Im Focus: Molecules Brilliantly Illuminated

Physicists at the Laboratory for Attosecond Physics, which is jointly run by Ludwig-Maximilians-Universität and the Max Planck Institute of Quantum Optics, have developed a high-power laser system that generates ultrashort pulses of light covering a large share of the mid-infrared spectrum. The researchers envisage a wide range of applications for the technology – in the early diagnosis of cancer, for instance.

Molecules are the building blocks of life. Like all other organisms, we are made of them. They control our biorhythm, and they can also reflect our state of...

Im Focus: Spider silk key to new bone-fixing composite

University of Connecticut researchers have created a biodegradable composite made of silk fibers that can be used to repair broken load-bearing bones without the complications sometimes presented by other materials.

Repairing major load-bearing bones such as those in the leg can be a long and uncomfortable process.

Im Focus: Writing and deleting magnets with lasers

Study published in the journal ACS Applied Materials & Interfaces is the outcome of an international effort that included teams from Dresden and Berlin in Germany, and the US.

Scientists at the Helmholtz-Zentrum Dresden-Rossendorf (HZDR) together with colleagues from the Helmholtz-Zentrum Berlin (HZB) and the University of Virginia...

Im Focus: Gamma-ray flashes from plasma filaments

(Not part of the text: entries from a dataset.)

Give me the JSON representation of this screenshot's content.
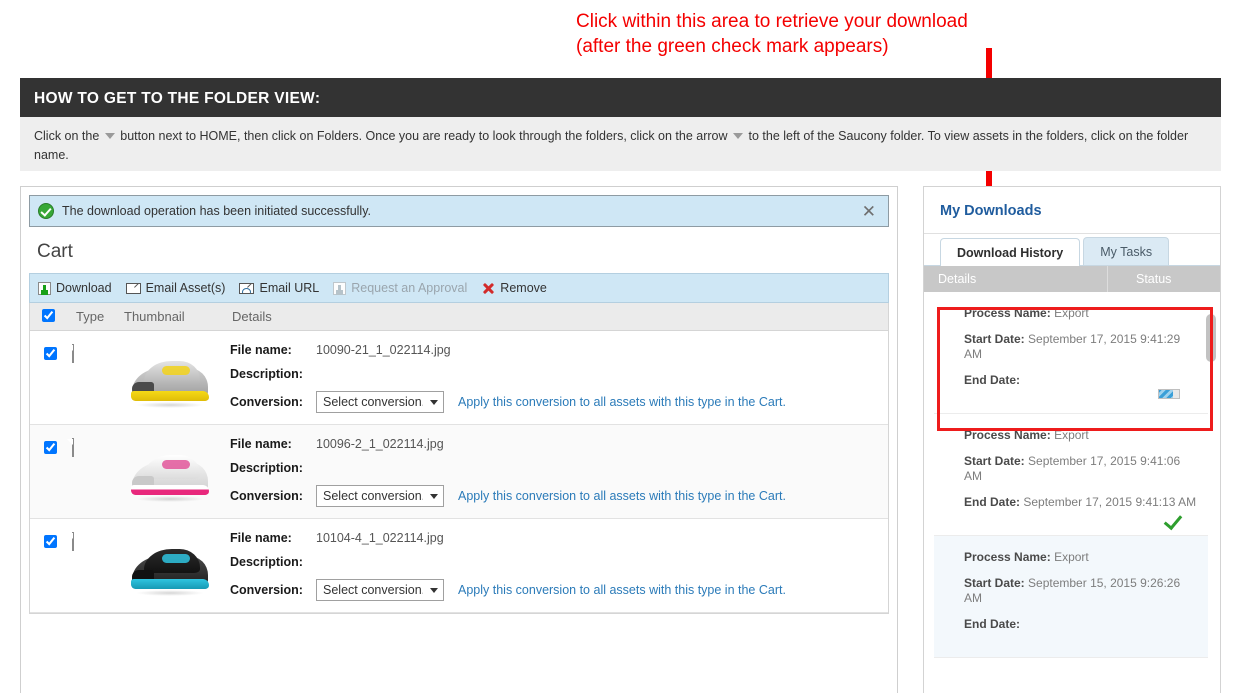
{
  "callout": {
    "line1": "Click within this area to retrieve your download",
    "line2": "(after the green check mark appears)",
    "color": "#f40000"
  },
  "banner": {
    "title": "HOW TO GET TO THE FOLDER VIEW:",
    "text_before_first_icon": "Click on the",
    "text_after_first_icon": "button next to HOME, then click on Folders. Once you are ready to look through the folders, click on the arrow",
    "text_after_second_icon": "to the left of the Saucony folder. To view assets in the folders, click on the folder name.",
    "icon1": "chevron-down-icon",
    "icon2": "chevron-down-icon"
  },
  "notice": {
    "icon": "success-check-icon",
    "message": "The download operation has been initiated successfully.",
    "close_label": "✕"
  },
  "cart": {
    "title": "Cart",
    "toolbar": [
      {
        "label": "Download",
        "icon": "download-icon",
        "disabled": false
      },
      {
        "label": "Email Asset(s)",
        "icon": "envelope-icon",
        "disabled": false
      },
      {
        "label": "Email URL",
        "icon": "envelope-link-icon",
        "disabled": false
      },
      {
        "label": "Request an Approval",
        "icon": "download-icon",
        "disabled": true
      },
      {
        "label": "Remove",
        "icon": "red-x-icon",
        "disabled": false
      }
    ],
    "columns": [
      "",
      "Type",
      "Thumbnail",
      "Details"
    ],
    "header_checkbox_checked": true,
    "labels": {
      "file_name": "File name:",
      "description": "Description:",
      "conversion": "Conversion:"
    },
    "conversion_placeholder": "Select conversion.",
    "apply_link": "Apply this conversion to all assets with this type in the Cart.",
    "rows": [
      {
        "checked": true,
        "type_icon": "image-file-icon",
        "thumbnail": "saucony-grey-yellow-running-shoe",
        "file_name": "10090-21_1_022114.jpg",
        "description": "",
        "conversion": "Select conversion."
      },
      {
        "checked": true,
        "type_icon": "image-file-icon",
        "thumbnail": "saucony-white-pink-running-shoe",
        "file_name": "10096-2_1_022114.jpg",
        "description": "",
        "conversion": "Select conversion."
      },
      {
        "checked": true,
        "type_icon": "image-file-icon",
        "thumbnail": "saucony-black-teal-track-spike",
        "file_name": "10104-4_1_022114.jpg",
        "description": "",
        "conversion": "Select conversion."
      }
    ]
  },
  "downloads": {
    "title": "My Downloads",
    "tabs": [
      {
        "label": "Download History",
        "active": true
      },
      {
        "label": "My Tasks",
        "active": false
      }
    ],
    "columns": {
      "details": "Details",
      "status": "Status"
    },
    "labels": {
      "process_name": "Process Name:",
      "start_date": "Start Date:",
      "end_date": "End Date:"
    },
    "entries": [
      {
        "process_name": "Export",
        "start_date": "September 17, 2015 9:41:29 AM",
        "end_date": "",
        "status_icon": "progress-bar-icon",
        "highlighted": true,
        "tinted": false
      },
      {
        "process_name": "Export",
        "start_date": "September 17, 2015 9:41:06 AM",
        "end_date": "September 17, 2015 9:41:13 AM",
        "status_icon": "green-check-icon",
        "highlighted": false,
        "tinted": false
      },
      {
        "process_name": "Export",
        "start_date": "September 15, 2015 9:26:26 AM",
        "end_date": "",
        "status_icon": "",
        "highlighted": false,
        "tinted": true
      }
    ]
  }
}
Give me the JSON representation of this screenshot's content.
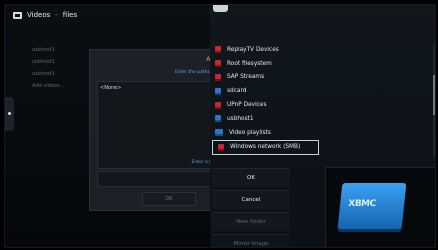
{
  "header": {
    "title": "Videos",
    "separator": "-",
    "section": "files"
  },
  "left_list": [
    "usbhost1",
    "usbhost1",
    "usbhost1",
    "Add videos..."
  ],
  "dialog": {
    "title": "Ad",
    "hint_top": "Enter the paths o",
    "selected_path": "<None>",
    "hint_bottom": "Enter a n",
    "ok_label": "OK"
  },
  "sources": [
    {
      "label": "ReplayTV Devices",
      "icon": "red-drive-icon"
    },
    {
      "label": "Root filesystem",
      "icon": "red-drive-icon"
    },
    {
      "label": "SAP Streams",
      "icon": "red-drive-icon"
    },
    {
      "label": "sdcard",
      "icon": "blue-drive-icon"
    },
    {
      "label": "UPnP Devices",
      "icon": "red-drive-icon"
    },
    {
      "label": "usbhost1",
      "icon": "blue-drive-icon"
    },
    {
      "label": "Video playlists",
      "icon": "playlist-icon"
    },
    {
      "label": "Windows network (SMB)",
      "icon": "red-drive-icon"
    }
  ],
  "buttons": {
    "ok": "OK",
    "cancel": "Cancel",
    "new_folder": "New folder",
    "mirror_image": "Mirror image"
  },
  "preview": {
    "logo_text": "XBMC"
  },
  "colors": {
    "accent_orange": "#e6a520",
    "accent_blue": "#5aa6d8",
    "red_icon": "#c8282b",
    "blue_icon": "#2d75c9"
  }
}
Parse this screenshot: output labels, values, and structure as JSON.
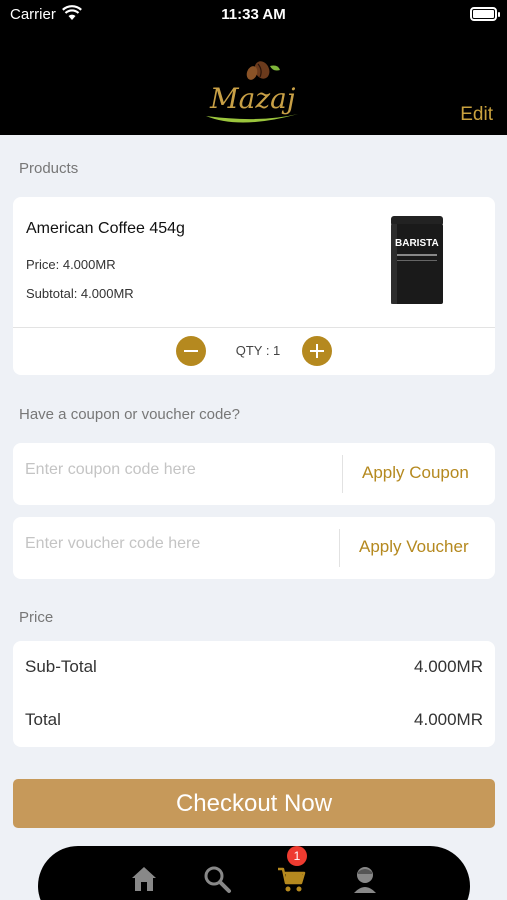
{
  "status_bar": {
    "carrier": "Carrier",
    "time": "11:33 AM"
  },
  "header": {
    "logo_text": "Mazaj",
    "edit_label": "Edit"
  },
  "products": {
    "section_label": "Products",
    "items": [
      {
        "name": "American Coffee 454g",
        "price": "Price: 4.000MR",
        "subtotal": "Subtotal: 4.000MR",
        "qty": "QTY : 1",
        "image_brand": "BARISTA"
      }
    ]
  },
  "coupon": {
    "section_label": "Have a coupon or voucher code?",
    "coupon_placeholder": "Enter coupon code here",
    "coupon_value": "",
    "apply_coupon_label": "Apply Coupon",
    "voucher_placeholder": "Enter voucher code here",
    "voucher_value": "",
    "apply_voucher_label": "Apply Voucher"
  },
  "price": {
    "section_label": "Price",
    "rows": [
      {
        "label": "Sub-Total",
        "value": "4.000MR"
      },
      {
        "label": "Total",
        "value": "4.000MR"
      }
    ]
  },
  "checkout": {
    "label": "Checkout Now"
  },
  "tabbar": {
    "items": [
      {
        "icon": "home-icon"
      },
      {
        "icon": "search-icon"
      },
      {
        "icon": "cart-icon",
        "badge": "1"
      },
      {
        "icon": "profile-icon"
      }
    ],
    "icon_color": "#888888",
    "active_color": "#b5891f"
  },
  "colors": {
    "accent": "#b5891f",
    "checkout": "#c6995a",
    "badge": "#ee3b30"
  }
}
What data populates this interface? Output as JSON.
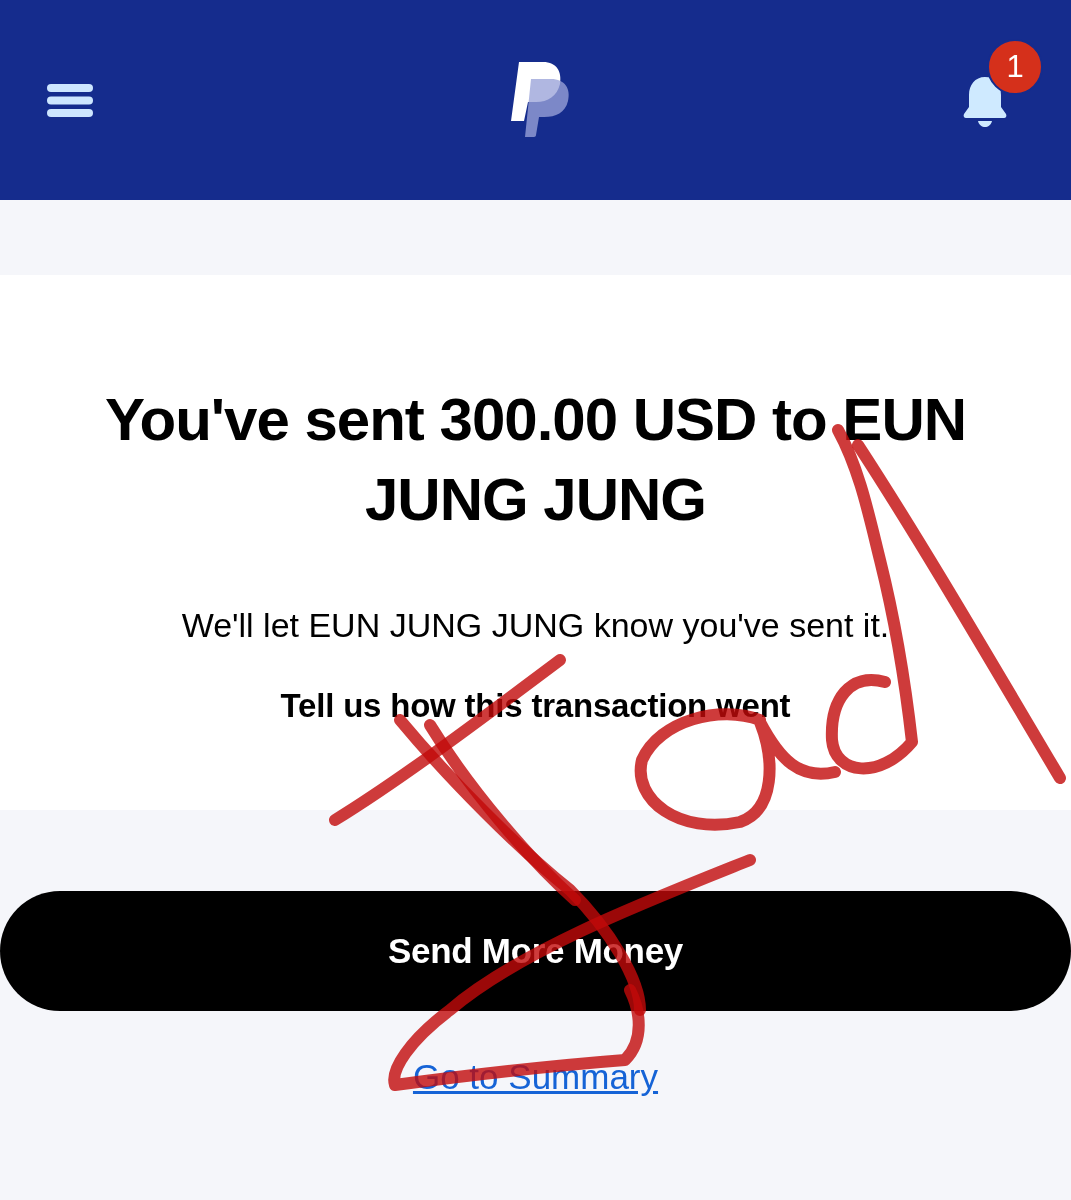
{
  "header": {
    "notification_count": "1"
  },
  "confirmation": {
    "title": "You've sent 300.00 USD to EUN JUNG JUNG",
    "message": "We'll let EUN JUNG JUNG know you've sent it.",
    "feedback_prompt": "Tell us how this transaction went"
  },
  "actions": {
    "primary_button": "Send More Money",
    "summary_link": "Go to Summary"
  }
}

Novel highly efficient and brilliant gamma-ray source: Based on model calculations, physicists of the Max PIanck Institute for Nuclear Physics in Heidelberg propose a novel method for an efficient high-brilliance gamma-ray source. A giant collimated gamma-ray pulse is generated from the interaction of a dense ultra-relativistic electron beam with a thin solid conductor. Energetic gamma-rays are copiously produced as the electron beam splits into filaments while propagating across the conductor. The resulting gamma-ray energy and flux enable novel experiments in nuclear and fundamental physics.

The typical wavelength of light interacting with an object of the microcosm scales with the size of this object. For atoms, this ranges from visible light to...

All Focus news of the innovation-report >>>

Anzeige

Anzeige

VideoLinks
Industry & Economy
Event News

Invitation to the upcoming "Current Topics in Bioinformatics: Big Data in Genomics and Medicine"

13.04.2018 | Event News

Unique scope of UV LED technologies and applications presented in Berlin: ICULTA-2018

12.04.2018 | Event News

IWOLIA: A conference bringing together German Industrie 4.0 and French Industrie du Futur

09.04.2018 | Event News

 
Latest News

Getting electrons to move in a semiconductor

25.04.2018 | Physics and Astronomy

Reconstructing what makes us tick

25.04.2018 | Physics and Astronomy

Cheap 3-D printer can produce self-folding materials

25.04.2018 | Information Technology

VideoLinks
Science & Research
Overview of more VideoLinks >>>